“Perfect love sometimes does not come until the first grandchild.”
When I was a young girl, I went through a stretch of time that I felt like I had no friends. It was around middle school, and while I had “friends” I felt like all of my friends had other stronger bonds and I was the big cheese that stood alone. I remember crying to my mom about it, as my usual cry-y self, I think after not getting invited to a party that the entire 7th grade population of the Algonquin wing of Scarborough Middle School – sans about 7 people – were invited to. I remember my mom telling me something that has stuck with me for my whole life… “Michelle, your mother should be your best friend.”
It’s funny, I didn’t really understand what she meant until I was older…about 18. And, it has taken on a whole new meaning now that I am a mother myself. She’s the first one I call when Charlie has a sniffle, and the one I’m most excited to share his milestones with. My mom is my best friend, and she always will be.
They say that babies bring families together. Tristan and I are beyond lucky that we have our families so close by. His family gets together more regularly than mine. But, now that Charlie is here, we see both sets of parents pretty much every week. I talk to my mother almost every day, especially now that she has learned to text. While I never measured our love for each other by the number of times we spoke, I have to say that I love the change to my relationships with my family that Charlie has unknowingly initiated. It’s funny how such a tiny thing can bring so many positive things into your life.
I had some really great grandparents growing up. I never knew my father’s father, But, my Grammy W. (on my Dad’s side) used to pick me up once a week, every week, to bring me to dance class. There was about 2 hours between school and dance, so I’d go to her house and we’d spend time together. She and I would have some of the best conversations about all kinds of things. She started to teach me how to play the organ. It was wonderful.
For the longest time, my sister and I used to go with my Grammy S. (mom’s side) every Sunday to a movie. The smell of the inside of a Volvo brings me back to those trips. We’d go to her house when we were sick from school and she’d make us soup as we laid on the couch…she’d even read through the TV guide for us to pick the show we wanted to watch. We’d visit all the time, and she’d make us the type of sandwiches only a grandmother could make – cream cheese and walnut, or cream cheese and olive, or ham cheese and tomato. (Her tomatoes always tasted better.) When we’d spend the night, she’d always make us air popped popcorn…then in the morning, we’d have cereal and she’d make me finish drinking the milk from the bowl. (Leftover milk from the Fruit Loop bowl still reminds me of her.)
Oh, and I can’t forget the gumdrops. She had a container full, and we were only allowed to take 5. I always went for the purples, they were my favorite.

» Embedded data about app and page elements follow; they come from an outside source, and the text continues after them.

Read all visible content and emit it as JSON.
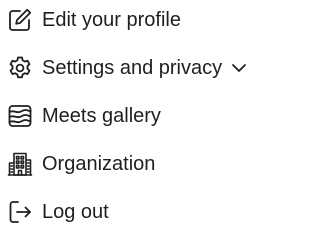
{
  "menu": {
    "items": [
      {
        "label": "Edit your profile",
        "icon": "edit-icon"
      },
      {
        "label": "Settings and privacy",
        "icon": "gear-icon",
        "has_dropdown": true
      },
      {
        "label": "Meets gallery",
        "icon": "gallery-icon"
      },
      {
        "label": "Organization",
        "icon": "building-icon"
      },
      {
        "label": "Log out",
        "icon": "logout-icon"
      }
    ]
  },
  "colors": {
    "text": "#1f1f1f",
    "background": "#ffffff"
  }
}
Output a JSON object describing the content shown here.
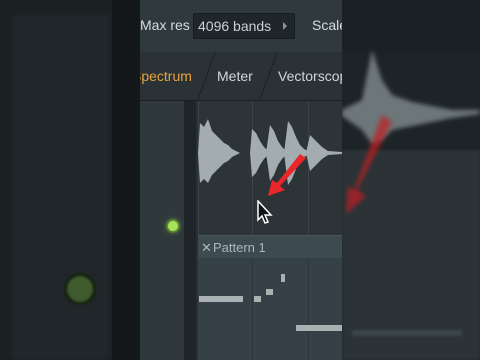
{
  "toolbar": {
    "max_res_label": "Max res",
    "max_res_value": "4096 bands",
    "scale_label": "Scale"
  },
  "tabs": [
    {
      "label": "Spectrum",
      "active": true
    },
    {
      "label": "Meter",
      "active": false
    },
    {
      "label": "Vectorscope",
      "active": false
    }
  ],
  "playlist": {
    "pattern_close_icon": "x-icon",
    "pattern_name": "Pattern 1"
  },
  "colors": {
    "active_tab": "#e6a43a",
    "led": "#a7e35a",
    "annotation_arrow": "#e8262b"
  }
}
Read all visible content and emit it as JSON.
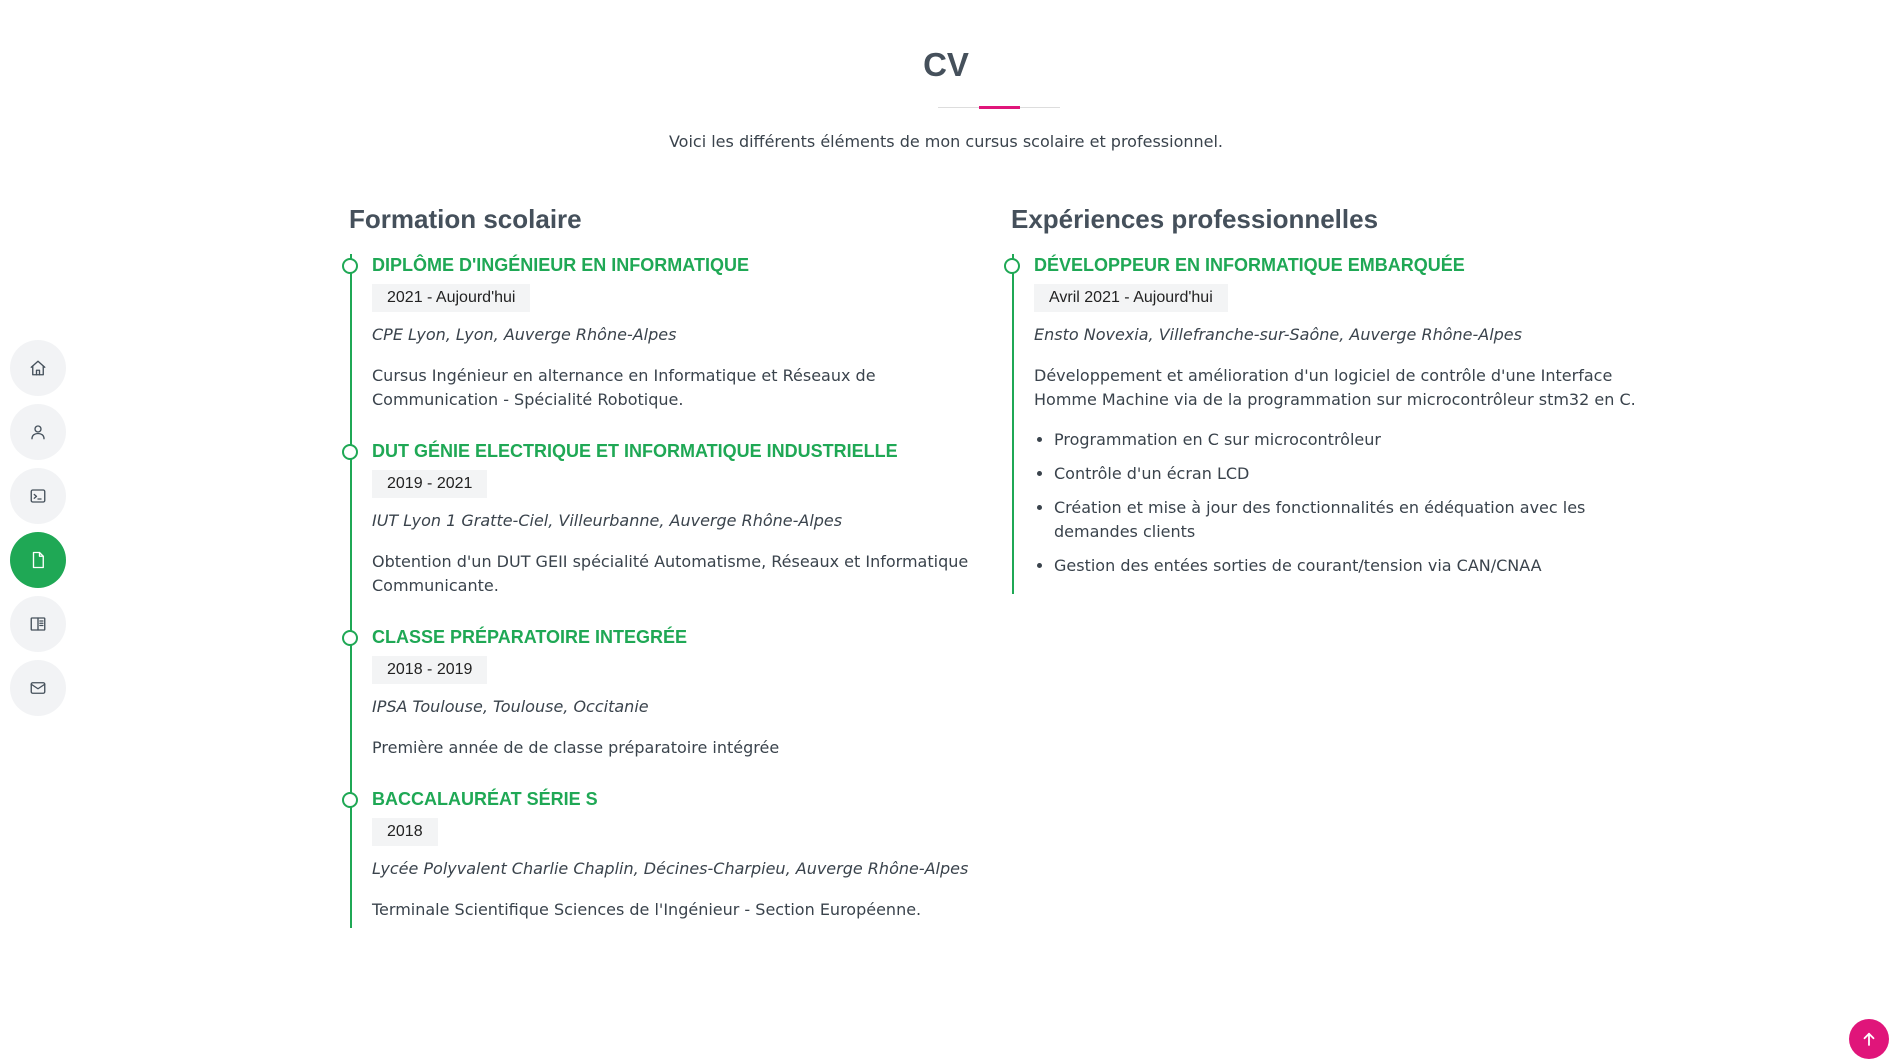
{
  "nav": {
    "items": [
      {
        "name": "home",
        "icon": "house-icon"
      },
      {
        "name": "about",
        "icon": "person-icon"
      },
      {
        "name": "terminal",
        "icon": "terminal-icon"
      },
      {
        "name": "cv",
        "icon": "file-icon",
        "active": true
      },
      {
        "name": "portfolio",
        "icon": "book-icon"
      },
      {
        "name": "contact",
        "icon": "envelope-icon"
      }
    ]
  },
  "header": {
    "title": "CV",
    "subtitle": "Voici les différents éléments de mon cursus scolaire et professionnel."
  },
  "education": {
    "heading": "Formation scolaire",
    "entries": [
      {
        "title": "DIPLÔME D'INGÉNIEUR EN INFORMATIQUE",
        "date": "2021 - Aujourd'hui",
        "place": "CPE Lyon, Lyon, Auverge Rhône-Alpes",
        "description": "Cursus Ingénieur en alternance en Informatique et Réseaux de Communication - Spécialité Robotique."
      },
      {
        "title": "DUT GÉNIE ELECTRIQUE ET INFORMATIQUE INDUSTRIELLE",
        "date": "2019 - 2021",
        "place": "IUT Lyon 1 Gratte-Ciel, Villeurbanne, Auverge Rhône-Alpes",
        "description": "Obtention d'un DUT GEII spécialité Automatisme, Réseaux et Informatique Communicante."
      },
      {
        "title": "CLASSE PRÉPARATOIRE INTEGRÉE",
        "date": "2018 - 2019",
        "place": "IPSA Toulouse, Toulouse, Occitanie",
        "description": "Première année de de classe préparatoire intégrée"
      },
      {
        "title": "BACCALAURÉAT SÉRIE S",
        "date": "2018",
        "place": "Lycée Polyvalent Charlie Chaplin, Décines-Charpieu, Auverge Rhône-Alpes",
        "description": "Terminale Scientifique Sciences de l'Ingénieur - Section Européenne."
      }
    ]
  },
  "experience": {
    "heading": "Expériences professionnelles",
    "entries": [
      {
        "title": "DÉVELOPPEUR EN INFORMATIQUE EMBARQUÉE",
        "date": "Avril 2021 - Aujourd'hui",
        "place": "Ensto Novexia, Villefranche-sur-Saône, Auverge Rhône-Alpes",
        "description": "Développement et amélioration d'un logiciel de contrôle d'une Interface Homme Machine via de la programmation sur microcontrôleur stm32 en C.",
        "bullets": [
          "Programmation en C sur microcontrôleur",
          "Contrôle d'un écran LCD",
          "Création et mise à jour des fonctionnalités en édéquation avec les demandes clients",
          "Gestion des entées sorties de courant/tension via CAN/CNAA"
        ]
      }
    ]
  },
  "colors": {
    "accent_green": "#1fa855",
    "accent_pink": "#e0157a",
    "heading": "#45505b"
  },
  "back_to_top": {
    "icon": "arrow-up-icon"
  }
}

And my grandfather was always there, napping in his chair. He’d come to our softball games because he loved sports. And when I got older, I remember interviewing him about his Naval experience in the war. They were both amazing people.
Not a day goes by that I don’t regret that, as I got older, I stopped visiting them as often. You know, how you get into college and visiting Grammy and Grampy just doesn’t fit onto the top of your to-do list? But there’s nothing I’d love more than to have another chat with Grammy W. Or taste more tomatoes from Grammy S.’s garden in a freshly made ham and cheese. Or walk into their house and seem my Grampy sleeping, mouth agape, in his Lay-z-boy.
As I sit here preparing for the arrival of my in-laws for the Super Bowl, and after having had a visit by my mom yesterday, I can’t help but reflect. I love that Charlie is going to get to make wonderful memories with our parents. And even luckier, Charlie gets to know his Great-Nana and Great-Grampa on Tristan’s side. And while I know that I can’t make him, I hope he cherishes his relationship with his grandparents as much as I do mine and that he doesn’t ever let is slip away, no matter how many more “important” things he thinks he has to do.
Because grandparents just have a way of making you feel safe…like they’ll always be there. Until one day, you wake up, and they’re gone.
“I loved their home. Everything smelled older, worn but safe; the food aroma had baked itself into the furniture.”